Bringing a new life into the world is thought to be an occasion that is all about new opportunities. However, for some pregnant employees, this joyous occasion is used to stifle and crush their opportunities within the workplace. Any person that has this type of experience is also a victim of pregnancy discrimination. Discrimination should never be tolerated in the workplace.

Stifling Opportunities

If an employer denies a pregnant employee a new opportunity within the workplace solely because they are pregnant, this action is a form of discrimination. An instance where a pregnant employee is denied a leadership role or not given an important account or client for which they are qualified — and the reason for them not being given the role or account is that they are pregnant — is an example of an employer stifling their opportunities. 

Pregnant or not, when an employee works hard and meets the requirements for a specific role or job assignment, they should be provided an equal opportunity to advance. 

Documentation Is Paramount

With pregnancy discrimination, actions alone are not enough to prove wrongdoing. It's critical that you also prove intent. A large part of this process involves collecting documentation. Take someone who was up for a promotion but was denied the position after their pregnancy was discovered, for example. 

Documents that the once positive communication with management about the promotion stopped as soon as the pregnancy was discovered can help prove this intent. A detailed job description, your work history, your resume, and details about the person who was offered the position are also helpful, especially if you are more qualified for the role. 

Matters Must Be Handled Sensitively

It's essential to handle this type of matter with a certain level of sensitivity. Rule number one is to not retaliate. In some instances, a missed opportunity might look like discrimination and be something entirely different. 

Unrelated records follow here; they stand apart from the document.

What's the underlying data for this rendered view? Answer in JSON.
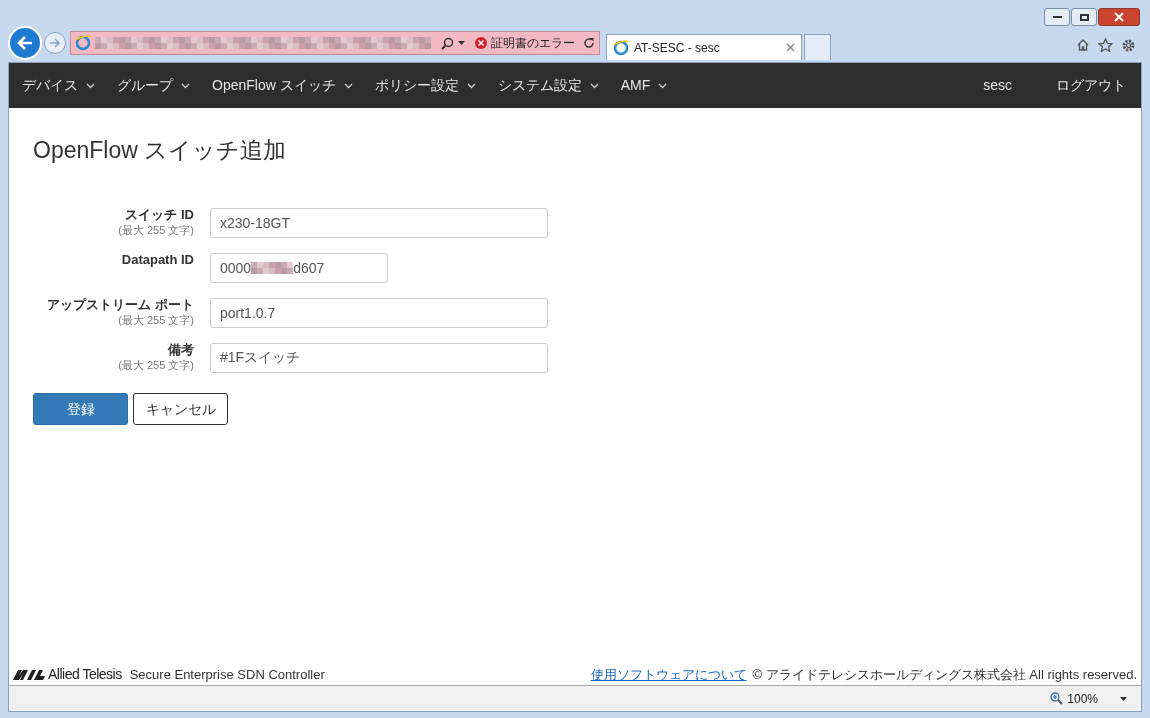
{
  "browser": {
    "address_error": "証明書のエラー",
    "tab": {
      "title": "AT-SESC - sesc",
      "selected": true
    }
  },
  "navbar": {
    "menus": [
      {
        "label": "デバイス"
      },
      {
        "label": "グループ"
      },
      {
        "label": "OpenFlow スイッチ"
      },
      {
        "label": "ポリシー設定"
      },
      {
        "label": "システム設定"
      },
      {
        "label": "AMF"
      }
    ],
    "user": "sesc",
    "logout": "ログアウト"
  },
  "page_title": "OpenFlow スイッチ追加",
  "form": {
    "fields": [
      {
        "kind": "text",
        "label": "スイッチ ID",
        "hint": "(最大 255 文字)",
        "value": "x230-18GT"
      },
      {
        "kind": "masked",
        "label": "Datapath ID",
        "value_start": "0000",
        "value_end": "d607"
      },
      {
        "kind": "text",
        "label": "アップストリーム ポート",
        "hint": "(最大 255 文字)",
        "value": "port1.0.7"
      },
      {
        "kind": "text",
        "label": "備考",
        "hint": "(最大 255 文字)",
        "value": "#1Fスイッチ"
      }
    ],
    "submit": "登録",
    "cancel": "キャンセル"
  },
  "footer": {
    "brand": "Allied Telesis",
    "product": "Secure Enterprise SDN Controller",
    "link": "使用ソフトウェアについて",
    "copyright": "© アライドテレシスホールディングス株式会社 All rights reserved."
  },
  "status_bar": {
    "zoom": "100%"
  }
}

It's often best to take the information you have to an attorney without informing your employer to determine if you have a valid case. Based on the findings of the attorney, they will tell you how to move forward and assist you in filing any necessary complaints in the workplace or court. 

Do you think you have been involved in a case of pregnancy discrimination? Now is the time for you to speak up. Sit down with a workplace pregnancy discrimination lawyer to discuss your situation and learn what course of action you should follow to protect your rights.